About This Time Last Week…
It was about this time last week that I was lucky enough to be wandering through the streets in Rome. Despite being a pretty avid traveler, I’m embarrassed to admit that my travel plans somehow never quite managed to include this extraordinary city. But here, finally, was my chance. I was honored to be invited to Rome to present some important marketing and branding developments to the board members of ISAPS — the International Society of Aesthetic Plastic Surgery. To say it was an honor to be invited is a bit of an understatement — the commitment of the ISAPS board is remarkable — eighteen of the world’s finest plastic surgeons taking time out of their busy schedules to devote to raising the standards of aesthetic plastic surgery worldwide. It was both humbling and exhilarating to be part of such an accomplished group. But I digress. Back to my story.
So here I was, finally in Rome, with a couple of hours to spare before the first meeting. So I hit the cobblestone streets and did what any good tourist would — started walking. As someone who is very directionally challenged, whenever I go to a new city, I pretty much throw away the map and follow my intuition — letting the sights of the city reveal themselves to me, getting wonderfully and hopelessly lost on the way (my escape plan usually involves a taxi ride back to the hotel when my time for exploring is up). So there I was, walking the avenues of Rome — passing some heavily armed military personnel along the way, (thanks to the recent attacks in Paris). The bells of St. Peters chimed softly in the distance, and within minutes I’m engulfed by a sea of young Catholic priests who just got out of class and were rushing to catch a cab home.

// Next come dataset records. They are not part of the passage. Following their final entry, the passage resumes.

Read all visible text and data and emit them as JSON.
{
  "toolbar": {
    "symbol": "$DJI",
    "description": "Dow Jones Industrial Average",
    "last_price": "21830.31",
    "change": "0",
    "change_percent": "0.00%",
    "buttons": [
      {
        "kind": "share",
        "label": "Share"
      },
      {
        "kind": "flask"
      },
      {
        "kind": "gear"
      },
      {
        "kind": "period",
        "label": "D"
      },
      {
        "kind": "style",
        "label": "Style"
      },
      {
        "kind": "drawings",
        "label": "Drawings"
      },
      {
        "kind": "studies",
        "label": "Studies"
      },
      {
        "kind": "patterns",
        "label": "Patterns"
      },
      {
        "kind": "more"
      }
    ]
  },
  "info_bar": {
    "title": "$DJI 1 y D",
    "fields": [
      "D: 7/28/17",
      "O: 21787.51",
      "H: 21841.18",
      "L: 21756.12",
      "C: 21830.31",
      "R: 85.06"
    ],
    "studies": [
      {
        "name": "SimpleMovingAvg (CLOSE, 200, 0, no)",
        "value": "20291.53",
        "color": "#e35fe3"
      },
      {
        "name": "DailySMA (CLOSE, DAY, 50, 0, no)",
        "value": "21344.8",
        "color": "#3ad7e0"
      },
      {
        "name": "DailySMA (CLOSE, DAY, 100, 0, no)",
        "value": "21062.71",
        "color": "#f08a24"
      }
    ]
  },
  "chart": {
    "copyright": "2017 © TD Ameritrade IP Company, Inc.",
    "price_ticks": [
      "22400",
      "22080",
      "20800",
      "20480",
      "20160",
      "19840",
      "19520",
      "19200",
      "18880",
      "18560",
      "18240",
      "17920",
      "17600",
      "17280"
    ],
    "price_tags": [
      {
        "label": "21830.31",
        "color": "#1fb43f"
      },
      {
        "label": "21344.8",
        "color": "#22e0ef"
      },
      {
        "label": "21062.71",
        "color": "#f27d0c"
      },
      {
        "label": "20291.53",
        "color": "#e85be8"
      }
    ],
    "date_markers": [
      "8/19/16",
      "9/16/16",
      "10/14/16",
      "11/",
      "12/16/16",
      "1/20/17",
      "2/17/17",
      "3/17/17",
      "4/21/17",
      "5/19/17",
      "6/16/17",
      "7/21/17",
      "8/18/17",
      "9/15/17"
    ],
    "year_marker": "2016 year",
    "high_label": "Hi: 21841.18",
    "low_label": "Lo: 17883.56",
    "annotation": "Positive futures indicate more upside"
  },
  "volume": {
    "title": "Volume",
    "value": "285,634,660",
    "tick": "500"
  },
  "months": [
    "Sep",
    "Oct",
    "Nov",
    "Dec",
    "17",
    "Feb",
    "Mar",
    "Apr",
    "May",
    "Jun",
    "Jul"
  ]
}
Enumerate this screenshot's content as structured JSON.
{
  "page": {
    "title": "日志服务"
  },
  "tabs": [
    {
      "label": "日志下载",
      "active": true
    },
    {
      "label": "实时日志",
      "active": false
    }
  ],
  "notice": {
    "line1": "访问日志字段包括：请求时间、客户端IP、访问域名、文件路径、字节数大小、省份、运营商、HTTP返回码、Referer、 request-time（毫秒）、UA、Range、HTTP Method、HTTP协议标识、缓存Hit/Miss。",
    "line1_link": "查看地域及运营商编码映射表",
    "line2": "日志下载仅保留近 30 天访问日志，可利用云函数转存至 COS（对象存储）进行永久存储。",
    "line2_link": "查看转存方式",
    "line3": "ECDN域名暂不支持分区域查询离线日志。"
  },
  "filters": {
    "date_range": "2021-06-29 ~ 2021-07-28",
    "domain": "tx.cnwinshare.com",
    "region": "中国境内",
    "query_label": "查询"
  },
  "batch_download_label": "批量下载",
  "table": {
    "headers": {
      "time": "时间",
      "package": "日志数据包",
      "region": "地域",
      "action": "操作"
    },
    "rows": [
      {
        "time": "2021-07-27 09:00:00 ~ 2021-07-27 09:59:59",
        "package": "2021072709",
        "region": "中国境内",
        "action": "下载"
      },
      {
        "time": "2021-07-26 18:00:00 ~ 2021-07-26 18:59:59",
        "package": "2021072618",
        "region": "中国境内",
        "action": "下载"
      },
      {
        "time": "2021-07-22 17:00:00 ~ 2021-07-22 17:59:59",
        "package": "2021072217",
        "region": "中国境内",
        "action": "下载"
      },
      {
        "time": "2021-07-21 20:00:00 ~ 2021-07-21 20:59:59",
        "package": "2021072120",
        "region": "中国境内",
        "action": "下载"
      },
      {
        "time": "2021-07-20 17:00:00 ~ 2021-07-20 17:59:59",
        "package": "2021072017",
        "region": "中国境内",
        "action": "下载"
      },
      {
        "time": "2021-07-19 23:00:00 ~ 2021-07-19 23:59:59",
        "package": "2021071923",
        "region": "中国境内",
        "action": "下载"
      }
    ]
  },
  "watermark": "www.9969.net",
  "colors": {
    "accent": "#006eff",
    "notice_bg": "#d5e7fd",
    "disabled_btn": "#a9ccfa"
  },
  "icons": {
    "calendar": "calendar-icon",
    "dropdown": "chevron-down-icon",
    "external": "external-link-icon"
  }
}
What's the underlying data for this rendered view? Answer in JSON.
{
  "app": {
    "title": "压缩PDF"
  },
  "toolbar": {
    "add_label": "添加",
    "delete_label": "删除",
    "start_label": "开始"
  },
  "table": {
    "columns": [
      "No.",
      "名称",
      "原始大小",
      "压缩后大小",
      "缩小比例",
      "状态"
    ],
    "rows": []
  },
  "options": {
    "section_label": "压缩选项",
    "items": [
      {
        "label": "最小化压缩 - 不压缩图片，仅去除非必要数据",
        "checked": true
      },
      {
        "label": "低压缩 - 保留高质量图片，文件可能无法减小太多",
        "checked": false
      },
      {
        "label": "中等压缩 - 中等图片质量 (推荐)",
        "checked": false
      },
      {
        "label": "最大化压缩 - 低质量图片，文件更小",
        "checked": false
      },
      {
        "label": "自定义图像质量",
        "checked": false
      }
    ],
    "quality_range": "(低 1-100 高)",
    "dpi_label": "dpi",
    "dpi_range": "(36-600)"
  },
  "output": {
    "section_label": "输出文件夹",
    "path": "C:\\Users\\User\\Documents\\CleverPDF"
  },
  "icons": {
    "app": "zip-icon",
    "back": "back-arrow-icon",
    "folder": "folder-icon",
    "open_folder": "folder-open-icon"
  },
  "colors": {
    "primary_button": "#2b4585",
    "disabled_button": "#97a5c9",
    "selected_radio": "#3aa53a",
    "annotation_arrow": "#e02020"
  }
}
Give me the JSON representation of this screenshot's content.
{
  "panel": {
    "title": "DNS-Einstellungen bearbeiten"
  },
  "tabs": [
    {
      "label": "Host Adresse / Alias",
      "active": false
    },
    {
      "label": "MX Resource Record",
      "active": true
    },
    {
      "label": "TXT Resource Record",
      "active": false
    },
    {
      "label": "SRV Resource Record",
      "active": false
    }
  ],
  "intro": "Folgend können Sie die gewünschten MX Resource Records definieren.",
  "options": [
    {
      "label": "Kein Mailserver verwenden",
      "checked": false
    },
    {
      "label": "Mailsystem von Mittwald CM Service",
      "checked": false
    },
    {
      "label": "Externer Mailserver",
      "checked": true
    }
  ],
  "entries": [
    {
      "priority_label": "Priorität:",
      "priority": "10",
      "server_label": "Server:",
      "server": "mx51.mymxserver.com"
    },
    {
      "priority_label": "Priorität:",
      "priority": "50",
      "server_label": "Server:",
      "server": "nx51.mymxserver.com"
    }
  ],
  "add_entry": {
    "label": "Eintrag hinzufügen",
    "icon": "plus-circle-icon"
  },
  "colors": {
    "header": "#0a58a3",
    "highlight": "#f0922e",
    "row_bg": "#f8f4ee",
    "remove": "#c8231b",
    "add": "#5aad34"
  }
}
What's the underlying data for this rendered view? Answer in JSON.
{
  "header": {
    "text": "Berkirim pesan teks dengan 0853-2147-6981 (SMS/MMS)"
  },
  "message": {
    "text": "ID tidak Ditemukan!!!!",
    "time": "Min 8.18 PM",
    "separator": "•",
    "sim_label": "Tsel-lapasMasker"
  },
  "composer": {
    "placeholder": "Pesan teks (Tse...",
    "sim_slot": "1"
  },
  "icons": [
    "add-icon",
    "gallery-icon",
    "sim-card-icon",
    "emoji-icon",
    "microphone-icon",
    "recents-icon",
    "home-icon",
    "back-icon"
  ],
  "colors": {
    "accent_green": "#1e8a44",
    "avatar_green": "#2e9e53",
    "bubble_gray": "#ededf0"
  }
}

Down another street, I stumbled on a 150-year-old leather store — the owner a third-generation leather cobbler making custom boots to die for. Everywhere I look, there is spectaculararchitecture — some of it new, some built during the Renaissance era and certainly earlier. As a Vespa comes hurtling down the street, I pin myself against a stone wall that looks like it could have been built in the days of Julius Caesar himself. And before I know it, I’ve stumbled onto the beauty and artistry of the Trevi Fountain, and just around the corner of the breath taking grandeur of Pantheon which, having studied this extensively in high school I can scarcely believe I just “stumbled” on it. As I walked inside, there was the familiar throng of tourists, jockeying for position to read the descriptions of the crypts — particularly of the artist Raphael. The exquisitely carved marble flooring and walls is enough to take your breath away. As I stood in the middle of the Pantheon, I looked upward at the circular hole in the rotunda of the roof where a column of light streamed through — which, at the exact moment, the skies must have opened sending a shower of rain down onto me. I laughed in surprise — wondering how many of millions of people had been given the exact same surprise since the Pantheon was built nearly two thousand years ago in 118 AD — and I was overwhelmed with gratitude. That something so incredibly simple could have such a profound impact — it was one of those moments in time when everything seems to stop, and the bustle of the crowds engulfing you disappears entirely.
In the bustle and busy-ness of this Thanksgiving holiday I hope that you’re able to grab a few quiet moments and take a mental snapshot of your time with friends and family. It seems hardly believable that Thanksgiving is here already. I have no idea where this year went. We’re all so busy doing things faster and more efficiently, and thinking bigger — that it’s really easy to forget about appreciating the most simple things — the smell of a delicious stuffed turkey roasting in the oven, that heartfelt hug your daughter gave you when she ran to greet you, the ever-faithful tail-wagging of your dog greeting you after a day at the office.
I wish you and your family a truly wonderful Thanksgiving.